Peggy Noonan
is trying to tell the Democrats this.
All politicians are canaries in coal mines, they're always the first to feel the political atmosphere. It was significant when the Democrats lost the governorships of Virginia and New Jersey two months ago. It is significant that a handful of House and Senate Democrats have decided not to run this year. And it is deeply significant that a Republican state senator in Massachusetts, Scott Brown, may topple the Democratic nominee to fill Ted Kennedy's former seat, Martha Coakley. In a way, the Republicans have already won—it's a real race, it's close, and in "Don't blame me, I'm from Massachusetts"!

Mr. Brown's whole story right now is not about disconnect but connect. Massachusetts has an 8.8% unemployment rate, and graduates of the commonwealth's great universities can't find work. An old Boston Republican hand said of the race, "It's 100% percent about policies—health care, taxes, what's the plan on the economy?" Mr. Brown charges that Ms. Coakley's support for cap and trade and health care will amount to $2 trillion in taxes in the next five years.

Ms. Coakley has the advantage—Massachusetts is the heart of blue-state America—but in a way her advantage is her curse. Because she is the candidate of a party that for 40 years has been used to winning, reigning and winning again, she looks like the same old same old, a standard old-line liberal, the frontwoman for a machine, a yes woman for the Obama-Pelosi era.

It is interesting that Ms. Coakley, too, has been told by pundits the past week that her problem is that she's not emotional enough. She should show passion and fire! She should cry like Hillary!

This comes not only from pundits but normal people, and if you contemplate the meaning it is, weirdly: You're not good enough at manipulating us! We want more theatrics!
That's not what people want. If she's passionate about policies that people are rejecting, then her simulated passion won't be of any help to her.

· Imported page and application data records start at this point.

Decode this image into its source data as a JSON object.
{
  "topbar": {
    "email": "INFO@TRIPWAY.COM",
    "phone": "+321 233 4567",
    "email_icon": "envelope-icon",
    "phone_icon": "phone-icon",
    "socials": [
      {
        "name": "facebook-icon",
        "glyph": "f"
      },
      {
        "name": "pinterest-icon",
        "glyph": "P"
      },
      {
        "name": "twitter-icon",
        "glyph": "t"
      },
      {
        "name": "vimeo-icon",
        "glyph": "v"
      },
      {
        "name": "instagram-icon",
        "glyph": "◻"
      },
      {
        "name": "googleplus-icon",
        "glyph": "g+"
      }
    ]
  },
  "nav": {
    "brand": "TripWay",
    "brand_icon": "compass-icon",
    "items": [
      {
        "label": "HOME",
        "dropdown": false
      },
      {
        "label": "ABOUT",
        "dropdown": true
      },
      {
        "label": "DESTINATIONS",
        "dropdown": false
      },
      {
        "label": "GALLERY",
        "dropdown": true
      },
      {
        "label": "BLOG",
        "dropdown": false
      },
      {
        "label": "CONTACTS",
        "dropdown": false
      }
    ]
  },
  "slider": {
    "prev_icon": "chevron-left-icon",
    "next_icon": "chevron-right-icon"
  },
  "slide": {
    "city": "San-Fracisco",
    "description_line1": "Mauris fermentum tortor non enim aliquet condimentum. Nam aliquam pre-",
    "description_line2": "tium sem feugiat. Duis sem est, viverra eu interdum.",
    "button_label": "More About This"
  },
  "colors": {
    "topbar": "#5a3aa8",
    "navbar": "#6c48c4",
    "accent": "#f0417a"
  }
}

But the Democrats are fooling themselves if they ignore the anger that Americans are feeling over the Democratic agenda. As Charles Krauthammer writes today,
The health-care drive is the most important reason Obama has sunk to 46 percent. But this reflects something larger. In the end, what matters is not the persona but the agenda. In a country where politics is fought between the 40-yard lines, Obama has insisted on pushing hard for the 30. And the American people -- disorganized and unled but nonetheless agitated and mobilized -- have put up a stout defense somewhere just left of midfield.

Ideas matter. Legislative proposals matter. Slick campaigns and dazzling speeches can work for a while, but the magic always wears off.

It's inherently risky for any charismatic politician to legislate. To act is to choose and to choose is to disappoint the expectations of many who had poured their hopes into the empty vessel -- of which candidate Obama was the greatest representative in recent American political history.

Obama did not just act, however. He acted ideologically. To his credit, Obama didn't just come to Washington to be someone. Like Reagan, he came to Washington to do something -- to introduce a powerful social democratic stream into America's deeply and historically individualist polity.

Perhaps Obama thought he'd been sent to the White House to do just that. If so, he vastly over-read his mandate. His own electoral success -- twinned with handy victories and large majorities in both houses of Congress -- was a referendum on his predecessor's governance and the post-Lehman financial collapse. It was not an endorsement of European-style social democracy.

Hence the resistance. Hence the fall. The system may not always work, but it does take its revenge.
Obama won't fall as far as Coakley, but he should learn that it's his message and policies that people are rejecting.